The $11.17 million that a jury awarded to the ex-manager of Manhattan's pricey Park Lane Hotel after finding that hotel owner Leona Helmsley fired him because he is gay was reduced Tuesday to $554,000. A judge said Helmsley is not a multibillion-dollar pinata "to poke a stick at in the hopes of hitting the jackpot." New York supreme court justice Walter Tolub reduced the award after finding that Charles Bell, the former manager, was not entitled to $1.1 million in economic damages and that the $10 million in punitive damages he was awarded was excessive. The judge speculated that the awards resulted from Helmsley's "belligerence" on the witness stand and her "accompanying sneer," which annoyed the jury and succeeded "in keeping the specter of the 'Queen of Mean' alive in the courtroom."
On February 4 a Manhattan jury of four women and two men found that Helmsley, 82, had subjected Bell, 48, to an abusive and hostile work environment at the 600-room Park Lane, where she lives, and then fired him after learning that he is gay. The judge said the award of $321,000 for lost past earnings and benefits and $800,000 for lost future earnings and benefits was unsupported by evidence and
contrary to the jury's own findings. He also noted that Bell had run the hotel for only about four months. The judge said Bell's refusal of Helmsley's offer of a hotel management job a month before any settlement talks began--a job that would have paid $15,000 more than the $110,000 a year he made before she fired him--means he is not entitled to economic damages. And the jury's finding that Helmsley would have fired Bell anyway after learning he had lied about his work history and that he used illegal recreational drugs was inconsistent with the award of future lost wages and benefits, the judge wrote.
The judge said punitive damages are meant to punish and discourage others from similar behavior. There are no precise guidelines for amounts that should be awarded, he said, but they should be limited by reasonableness and constitutional considerations. "Punitive damages are not a game of Lotto," he wrote, "and more particularly to the matter at hand, Mrs. Helmsley is not a $4 billion pinata for every John, Patrick, or Charlie to poke a stick at in the hopes of hitting the jackpot."
Bell's lawyers did not respond immediately to requests for comment. A lawyer for Helmsley said the judge "did the right thing."

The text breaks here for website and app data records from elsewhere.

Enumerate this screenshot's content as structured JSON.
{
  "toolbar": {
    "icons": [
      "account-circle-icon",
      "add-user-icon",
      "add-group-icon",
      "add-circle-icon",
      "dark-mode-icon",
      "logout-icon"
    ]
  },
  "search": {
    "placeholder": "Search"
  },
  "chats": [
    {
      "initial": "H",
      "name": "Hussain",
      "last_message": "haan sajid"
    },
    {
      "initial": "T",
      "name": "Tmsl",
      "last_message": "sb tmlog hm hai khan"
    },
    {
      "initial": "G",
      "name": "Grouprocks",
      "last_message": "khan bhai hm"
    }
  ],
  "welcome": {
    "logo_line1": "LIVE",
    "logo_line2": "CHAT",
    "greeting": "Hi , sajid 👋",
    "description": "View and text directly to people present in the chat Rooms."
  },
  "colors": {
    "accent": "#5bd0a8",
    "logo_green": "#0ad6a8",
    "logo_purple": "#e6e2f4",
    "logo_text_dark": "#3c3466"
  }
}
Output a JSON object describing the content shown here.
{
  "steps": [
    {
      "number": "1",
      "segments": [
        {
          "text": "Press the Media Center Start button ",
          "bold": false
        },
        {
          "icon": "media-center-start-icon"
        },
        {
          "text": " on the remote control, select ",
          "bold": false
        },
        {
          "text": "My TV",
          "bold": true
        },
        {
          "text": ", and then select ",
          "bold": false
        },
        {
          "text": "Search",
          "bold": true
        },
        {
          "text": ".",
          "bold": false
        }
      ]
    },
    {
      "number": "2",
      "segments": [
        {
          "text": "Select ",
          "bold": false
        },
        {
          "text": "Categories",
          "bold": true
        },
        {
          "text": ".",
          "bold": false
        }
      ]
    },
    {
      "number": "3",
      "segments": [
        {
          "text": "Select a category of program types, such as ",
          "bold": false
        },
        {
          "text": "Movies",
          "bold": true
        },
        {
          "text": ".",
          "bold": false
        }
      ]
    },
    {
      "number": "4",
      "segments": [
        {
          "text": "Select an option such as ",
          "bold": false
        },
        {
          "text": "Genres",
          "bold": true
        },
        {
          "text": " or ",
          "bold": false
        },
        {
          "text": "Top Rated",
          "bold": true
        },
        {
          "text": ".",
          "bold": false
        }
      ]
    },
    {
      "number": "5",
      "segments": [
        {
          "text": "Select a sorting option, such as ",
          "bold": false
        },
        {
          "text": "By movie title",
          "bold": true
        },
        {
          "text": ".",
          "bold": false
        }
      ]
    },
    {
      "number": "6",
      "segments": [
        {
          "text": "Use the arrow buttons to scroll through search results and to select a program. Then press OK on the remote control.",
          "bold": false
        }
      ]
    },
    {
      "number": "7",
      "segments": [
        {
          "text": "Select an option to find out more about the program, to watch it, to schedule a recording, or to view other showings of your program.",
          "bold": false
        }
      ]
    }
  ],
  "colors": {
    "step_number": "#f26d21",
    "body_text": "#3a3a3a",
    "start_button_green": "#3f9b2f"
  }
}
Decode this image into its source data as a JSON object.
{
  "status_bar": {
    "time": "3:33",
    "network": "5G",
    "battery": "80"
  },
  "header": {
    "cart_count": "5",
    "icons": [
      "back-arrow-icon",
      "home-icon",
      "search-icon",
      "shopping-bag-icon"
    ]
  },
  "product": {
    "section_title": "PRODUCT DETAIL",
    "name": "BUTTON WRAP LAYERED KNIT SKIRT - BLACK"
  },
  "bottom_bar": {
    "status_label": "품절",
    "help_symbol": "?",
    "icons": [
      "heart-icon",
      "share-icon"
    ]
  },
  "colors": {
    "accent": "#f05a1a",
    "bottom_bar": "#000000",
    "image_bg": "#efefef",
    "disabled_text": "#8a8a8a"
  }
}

In his 16-page decision, the judge said the punitive damages award "was excessive and actuated by passion." He speculated that "Helmsley's brief [21 minutes by some estimates], belligerent, confused, agitated, and insensitive presentation only resulted in inflaming the jury." He commented on her response to a question about Bell's giving out free rooms at the Park Lane Hotel by noting that she said "in a gratuitous, acerbic gibe, 'It made him a big shot in the gay group, I guess.' That and Mrs. Helmsley's accompanying sneer made a very distinct impression on the jury. Moreover, on cross-examination, her belligerence and evasiveness did little to further her cause." He said the statements, "coupled with testimony relating to Mrs. Helmsley's high living, prior tax evasion, and insensitivity to those around her, succeeded in keeping the specter of the 'Queen of Mean' alive in the courtroom." The judge said the resulting $10 million could not under any circumstances be sustained as reasonable.
Besides dropping the punitive award to $500,000, the judge let stand awards of $30,000 for past pain, suffering, and emotional distress and $24,000 for future pain, suffering, and emotional distress over the next two years.
Helmsley's lawyer, Steven G. Eckhaus, said, "We are grateful that Judge Tolub did the right thing in throwing out the award for economic damages. We are confident that on appeal the entire judgment will be thrown out." He said he stands by his prediction "that Mr. Bell will never see a penny from
this verdict." He added that he has not spoken to Helmsley but said "she has been steadfast in her belief that she did nothing wrong."